Robert B. Parker received his Ph.D. in 1971 from Boston University with a dissertation dissecting the private eye in the novels of Dashiell Hammett, Raymond Chandler, and Ross Macdonald. Two years later his first novel, The Godwulf Manuscript, was published. The novel focuses on a gumshoe named Spenser (with no first name). While he pays tribute to Hammett's Sam Spade, Chandler's Philip Marlowe, and Macdonald's Lew Archer, Parker manages to create a style all his own expanding on the hard-boiled tradition. "Like Sam Spade, he is tough and often cynical. Like Philip Marlowe, he has a quick wit, an insolent tongue, and an observant eye for the pompous and absurd. Like Lew Archer, he frequently finds himself drawn into the personal lives of his clients," says David Geherin in his book Sons of Sam Spade. Spenser, however, unlike his predecessors who remain lonely and isolated after the close of a case, has a private life separate from his work.
In his second novel, God Save the Child (1974), Parker introduces Susan Silverman, who becomes Spenser's lover. In God Save the Child, Parker moves away from the self-conscious nod at the hard-boiled tradition in his first novel, and develops his style more fully. Parker handles the plot better than in his first effort, and sketches even minor characters brilliantly. Throughout all of his novels, even when his plotting is less than satisfactory, Parker's characterization, wit, and dialogue serve to captivate the reader to the end.
The popularity of this ex-cop, ex-soldier, ex-boxer, gourmet detective (who spouts literary allusions as often as he's called a wisecracking bum) earned Parker an Edgar award for best mystery novel of 1976. The book Promised Land was the fourth in the series. Whether Spenser is chasing after international terrorists in The Judas Goat (1978), protecting a lesbian writer in Looking for Rachel Wallace (1980), or investigating drug smuggling in Pale Kings and Princes (1987) and Pastime (1991), he is building a code of behavior. This code will enable him to deal with a chaotic world. Ernest Hemingway laid out such a code in The Sun Also Rises; Parker is doing the same in his Spenser series. The measure of a man is in his response to situations.
Spenser usually must deal with a moral or ethical dilemma by the close of each novel. For example, Ceremony (1982) deals with the sexual exploitation of children. By the end of the novel Spenser must decide with whom April, a young prostitute, should live, uncaring parents or a high-class bordello. His choice would seem reprehensible by society's standards, but Spenser lives by a code which at times must supersede society's moral code.
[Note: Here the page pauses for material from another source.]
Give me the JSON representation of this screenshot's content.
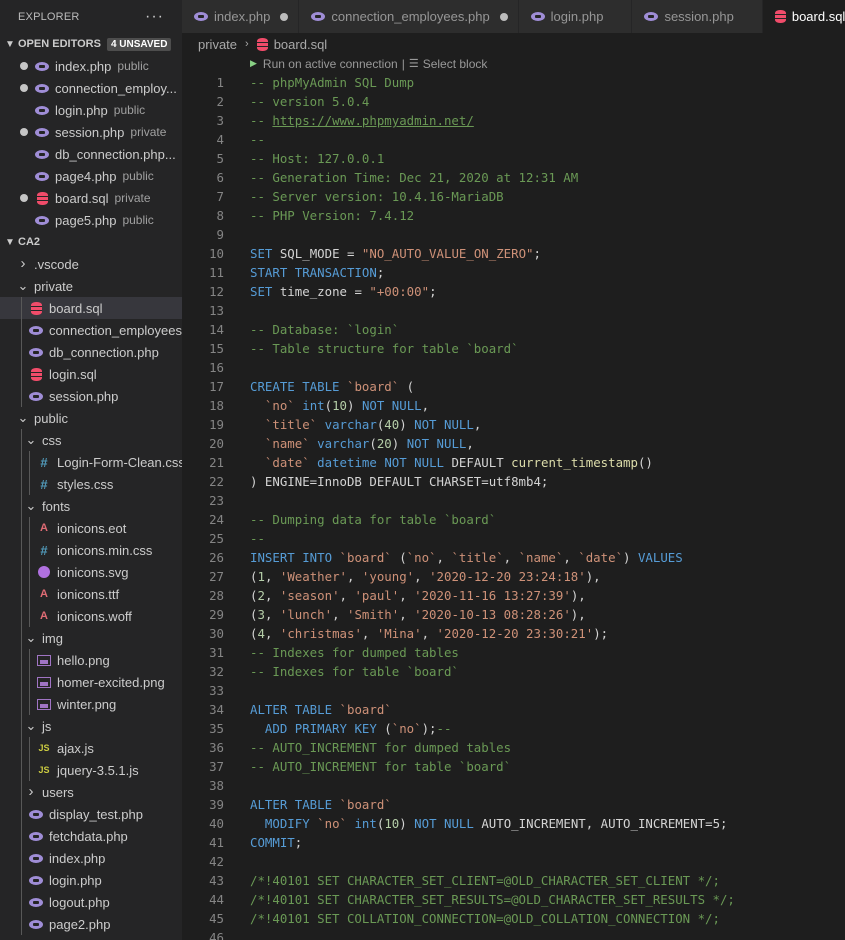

In Promised Land, Parker introduces the character of Hawk, an enforcer for the mob. Newgate Callendar describes him as "a black angel of death who strikes terror into all who cross him." Hawk is the perfect foil for Spenser. Hawk serves to remind Spenser that he doesn't have that far to fall to become Hawk. The relationship between Spenser and Hawk also becomes an excellent source of witty banter.
Where Parker has differed from the hard-boiled tradition most is the extended family that Spenser clearly has throughout the series. Paul Giacomin, who first appeared in Early Autumn (1981), plays the role of Spenser's surrogate son again in The Widening Gyre (1983) and Pastime (1991). Hawk, his friend, and Susan, his lover, appear in almost every novel in the series. Spenser also has contact with Lieutenant Martin Quirk, Sergeant Frank Belson, and Lieutenant Healy over the course of the series. All of these characters form an extended family on which Spenser relies. This is a definite break from the tradition of the detective who returns after a case—alone, desperate to escape from the chaos of the world, and unwilling to connect with another human being—to his shabby apartment.
Although Parker has written a few books not connected with the character of Spenser, including a panned sequel to Chandler's The Big Sleep entitled Perchance to Dream (1991), these forays outside the Spenser series have not been as well received. In Spenser, Parker has created a character to not only continue the hard-boiled detective tradition, but to expand its boundaries. As Robin S. Winks puts it, "There are a dozen claimants to follow Hammett, Chandler, and Ross Macdonald; Parker alone has done it."